    These days auto giant DaimlerChrysler is a two-family house divided between function and dysfunction, with all the trouble on the side everyone thought was perfectly well adjusted. In the United States, former money pit Chrysler is hot. After years of red ink, including an incredible 5.3 billion euro loss in 2001, Chrysler is lean and healthy. As rivals Ford and GM lose market share, Chrysler has gained for six consecutive quarters, and earned more than 250 million euros from January to March. Last week it reported a sizzling 9 percent rise in April sales, led by popular new models like the 300 sedan and the Dodge Viper. While the rest of Detroit lives off the SUV, Chrysler is now the only member of the Big Three automakers that makes even one popular car in the U.S. market.Meanwhile, DaimlerChrysler's flagship German brand and erstwhile cash cow, Mercedes-Benz, is in deep and serious trouble. Sales are down. Worse, once standard-setting Mercedes now scores near the bottom in...
  • CAPITALISM? NEIN!

    Listen to some of Germany's most powerful politicians these days, and it's as if Karl Marx had risen from the grave. "The growing power of international capital" with its "unbridled greed for profit" represents nothing less than a 'threat to democracy'," the chairman of the ruling Social Democrats, Franz Muntefering, railed at a recent party conclave in Berlin.
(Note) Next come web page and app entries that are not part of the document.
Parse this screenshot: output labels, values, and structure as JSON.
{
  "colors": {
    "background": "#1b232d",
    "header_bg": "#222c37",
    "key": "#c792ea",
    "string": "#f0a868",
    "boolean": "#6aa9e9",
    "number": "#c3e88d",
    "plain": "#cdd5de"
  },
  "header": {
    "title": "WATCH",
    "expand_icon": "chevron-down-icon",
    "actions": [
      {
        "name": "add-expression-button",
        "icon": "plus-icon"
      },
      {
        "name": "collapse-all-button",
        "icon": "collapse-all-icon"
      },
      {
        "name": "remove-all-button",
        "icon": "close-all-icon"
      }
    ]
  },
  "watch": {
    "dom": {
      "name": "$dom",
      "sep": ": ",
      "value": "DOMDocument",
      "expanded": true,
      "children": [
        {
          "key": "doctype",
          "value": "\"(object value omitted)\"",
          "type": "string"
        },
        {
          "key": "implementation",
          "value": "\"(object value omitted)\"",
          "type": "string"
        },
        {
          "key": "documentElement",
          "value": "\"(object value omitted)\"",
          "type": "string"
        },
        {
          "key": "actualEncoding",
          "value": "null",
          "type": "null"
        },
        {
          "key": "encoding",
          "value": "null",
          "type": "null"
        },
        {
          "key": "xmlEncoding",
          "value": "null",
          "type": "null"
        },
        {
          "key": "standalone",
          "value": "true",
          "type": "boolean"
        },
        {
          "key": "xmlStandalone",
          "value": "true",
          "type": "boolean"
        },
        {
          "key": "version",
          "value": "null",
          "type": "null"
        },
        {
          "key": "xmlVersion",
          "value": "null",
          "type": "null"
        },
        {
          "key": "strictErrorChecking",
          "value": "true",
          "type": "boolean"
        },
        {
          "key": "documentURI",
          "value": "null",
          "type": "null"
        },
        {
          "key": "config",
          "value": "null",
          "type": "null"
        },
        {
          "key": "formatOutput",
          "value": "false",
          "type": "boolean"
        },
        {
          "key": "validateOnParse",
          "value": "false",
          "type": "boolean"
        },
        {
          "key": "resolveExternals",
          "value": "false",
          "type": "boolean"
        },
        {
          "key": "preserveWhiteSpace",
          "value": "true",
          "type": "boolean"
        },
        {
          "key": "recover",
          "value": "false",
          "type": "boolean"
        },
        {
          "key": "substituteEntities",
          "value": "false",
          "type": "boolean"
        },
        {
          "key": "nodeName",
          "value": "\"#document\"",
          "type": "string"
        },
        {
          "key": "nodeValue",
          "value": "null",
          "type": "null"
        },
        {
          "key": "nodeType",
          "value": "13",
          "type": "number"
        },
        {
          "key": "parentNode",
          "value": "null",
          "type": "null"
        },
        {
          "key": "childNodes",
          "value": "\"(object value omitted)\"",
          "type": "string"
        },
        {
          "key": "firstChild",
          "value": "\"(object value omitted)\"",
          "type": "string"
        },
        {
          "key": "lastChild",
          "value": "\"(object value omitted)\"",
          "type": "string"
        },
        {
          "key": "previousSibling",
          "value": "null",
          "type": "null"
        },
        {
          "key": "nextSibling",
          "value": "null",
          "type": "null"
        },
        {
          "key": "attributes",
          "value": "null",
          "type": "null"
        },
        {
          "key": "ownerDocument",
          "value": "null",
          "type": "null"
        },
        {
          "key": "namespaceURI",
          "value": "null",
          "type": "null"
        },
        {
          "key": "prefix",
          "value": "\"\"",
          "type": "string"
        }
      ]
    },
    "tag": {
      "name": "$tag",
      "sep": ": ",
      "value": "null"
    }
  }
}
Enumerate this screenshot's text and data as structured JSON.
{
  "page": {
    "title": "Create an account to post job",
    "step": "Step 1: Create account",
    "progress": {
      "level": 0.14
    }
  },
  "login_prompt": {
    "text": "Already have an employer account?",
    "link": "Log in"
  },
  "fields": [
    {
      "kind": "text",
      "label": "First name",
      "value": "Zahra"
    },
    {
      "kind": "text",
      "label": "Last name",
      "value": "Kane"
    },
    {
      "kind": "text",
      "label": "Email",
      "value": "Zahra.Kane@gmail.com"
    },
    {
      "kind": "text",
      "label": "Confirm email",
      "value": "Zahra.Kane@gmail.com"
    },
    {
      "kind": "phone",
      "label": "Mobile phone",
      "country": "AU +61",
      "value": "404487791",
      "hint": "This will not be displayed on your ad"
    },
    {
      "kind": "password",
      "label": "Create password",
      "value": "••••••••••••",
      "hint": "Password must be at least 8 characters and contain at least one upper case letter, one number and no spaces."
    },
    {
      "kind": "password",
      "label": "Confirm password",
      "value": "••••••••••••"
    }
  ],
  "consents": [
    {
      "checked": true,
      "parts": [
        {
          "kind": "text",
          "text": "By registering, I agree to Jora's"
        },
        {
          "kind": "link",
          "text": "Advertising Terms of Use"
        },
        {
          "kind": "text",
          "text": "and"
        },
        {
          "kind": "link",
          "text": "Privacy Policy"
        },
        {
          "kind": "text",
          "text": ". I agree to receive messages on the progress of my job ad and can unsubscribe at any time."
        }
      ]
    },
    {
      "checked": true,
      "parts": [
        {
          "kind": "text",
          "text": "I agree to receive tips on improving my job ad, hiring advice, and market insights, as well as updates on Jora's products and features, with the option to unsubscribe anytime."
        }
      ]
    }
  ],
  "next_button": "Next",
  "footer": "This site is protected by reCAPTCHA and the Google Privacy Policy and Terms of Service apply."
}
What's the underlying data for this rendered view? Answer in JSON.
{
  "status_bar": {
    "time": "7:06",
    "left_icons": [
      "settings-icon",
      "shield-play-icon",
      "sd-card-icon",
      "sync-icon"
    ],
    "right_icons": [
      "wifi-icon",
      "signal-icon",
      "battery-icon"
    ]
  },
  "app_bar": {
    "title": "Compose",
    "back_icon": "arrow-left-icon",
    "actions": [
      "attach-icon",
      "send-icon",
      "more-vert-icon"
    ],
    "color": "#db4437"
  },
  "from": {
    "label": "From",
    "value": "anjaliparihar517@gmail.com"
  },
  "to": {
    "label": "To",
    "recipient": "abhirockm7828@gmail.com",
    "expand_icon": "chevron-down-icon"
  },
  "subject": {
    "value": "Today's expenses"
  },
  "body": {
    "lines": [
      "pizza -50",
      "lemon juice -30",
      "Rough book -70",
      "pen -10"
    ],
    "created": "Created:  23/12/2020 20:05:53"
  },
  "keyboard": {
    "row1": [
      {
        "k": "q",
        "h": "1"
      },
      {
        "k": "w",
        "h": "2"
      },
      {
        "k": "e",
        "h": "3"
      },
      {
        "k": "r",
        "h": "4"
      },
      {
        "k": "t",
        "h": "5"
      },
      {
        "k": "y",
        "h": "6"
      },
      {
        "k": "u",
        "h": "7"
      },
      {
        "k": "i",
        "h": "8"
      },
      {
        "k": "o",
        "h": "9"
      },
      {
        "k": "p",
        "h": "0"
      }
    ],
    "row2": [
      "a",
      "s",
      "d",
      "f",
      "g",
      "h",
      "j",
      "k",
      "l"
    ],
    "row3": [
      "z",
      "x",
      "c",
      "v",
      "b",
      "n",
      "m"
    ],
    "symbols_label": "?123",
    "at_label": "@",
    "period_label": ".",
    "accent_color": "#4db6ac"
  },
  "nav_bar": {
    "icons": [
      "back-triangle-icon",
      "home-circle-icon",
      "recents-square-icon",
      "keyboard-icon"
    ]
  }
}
Days later Chancellor Gerhard Schroder himself thundered against the evils of an "unrestrained neo-liberal system." Other SPD leaders have warned of "predator capitalists" waging an "undeclared war" on Germany. The "asocial" and "faceless" foreign investors were descending on Germany "like swarms of locusts," Muntefering warned darkly."Schroder's rediscovery of Marxist rhetoric is more than a sign of political desperation. True, the SPD is turning up the heat ahead of a crucial May 22 election in North Rhine-Westphalia, Germany's most populous state and traditional socialist power base. With the opposition Christian Democrats...
  • A Pyrrhic Victory?

    The populist tabloid France Soir hailed a new national hero last week. HOW CHIRAC IS DEFENDING FRANCE blazed the headline to an article that presented the French president as a modern-day "Zorro"--battling not the evil governor of 19th-century Spanish California, but European Commission President Jose Manuel Barroso and his push for free-market reforms. After the European Union summit in Brussels on Thursday, le Zorro francais declared victory, having forced Barroso to water down a key proposal to advance Europe's future....
  • A PYRRHIC VICTORY?

    The populist tabloid France Soir hailed a new national hero last week. HOW CHIRAC IS DEFENDING FRANCE blazed the headline to an article that presented the French president as a modern-day "Zorro"--battling not the evil governor of 19th-century Spanish California, but European Commission President Jose Manuel Barroso and his push for free-market reforms. After the European Union summit in Brussels on Thursday, le Zorro francais declared victory, having forced Barroso to water down a key proposal to advance Europe's future....